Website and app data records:
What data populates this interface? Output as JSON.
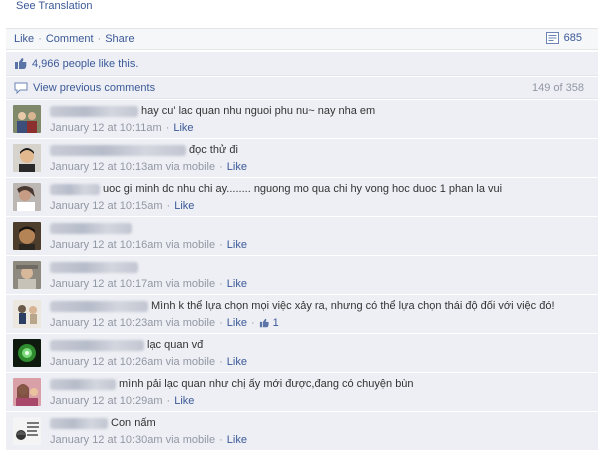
{
  "translation": {
    "label": "See Translation"
  },
  "actions": {
    "like": "Like",
    "comment": "Comment",
    "share": "Share",
    "share_count": "685"
  },
  "likes": {
    "text": "4,966 people like this."
  },
  "previous": {
    "label": "View previous comments",
    "count": "149 of 358"
  },
  "comments": [
    {
      "text": "hay cu' lac quan nhu nguoi phu nu~ nay nha em",
      "time": "January 12 at 10:11am",
      "via": "",
      "like": "Like",
      "likes": ""
    },
    {
      "text": "đọc thử đi",
      "time": "January 12 at 10:13am",
      "via": "via mobile",
      "like": "Like",
      "likes": ""
    },
    {
      "text": "uoc gi minh dc nhu chi ay........ nguong mo qua chi hy vong hoc duoc 1 phan la vui",
      "time": "January 12 at 10:15am",
      "via": "",
      "like": "Like",
      "likes": ""
    },
    {
      "text": "",
      "time": "January 12 at 10:16am",
      "via": "via mobile",
      "like": "Like",
      "likes": ""
    },
    {
      "text": "",
      "time": "January 12 at 10:17am",
      "via": "via mobile",
      "like": "Like",
      "likes": ""
    },
    {
      "text": "Mình k thể lựa chọn mọi việc xảy ra, nhưng có thể lựa chọn thái độ đối với việc đó!",
      "time": "January 12 at 10:23am",
      "via": "via mobile",
      "like": "Like",
      "likes": "1"
    },
    {
      "text": "lạc quan vđ",
      "time": "January 12 at 10:26am",
      "via": "via mobile",
      "like": "Like",
      "likes": ""
    },
    {
      "text": "mình pải lạc quan như chị ấy mới được,đang có chuyện bùn",
      "time": "January 12 at 10:29am",
      "via": "",
      "like": "Like",
      "likes": ""
    },
    {
      "text": "Con nấm",
      "time": "January 12 at 10:30am",
      "via": "via mobile",
      "like": "Like",
      "likes": ""
    }
  ],
  "colors": {
    "link": "#3b5998",
    "meta": "#9197a3",
    "panel": "#edeff4"
  }
}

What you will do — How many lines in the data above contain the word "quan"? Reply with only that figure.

Response to this exercise — 3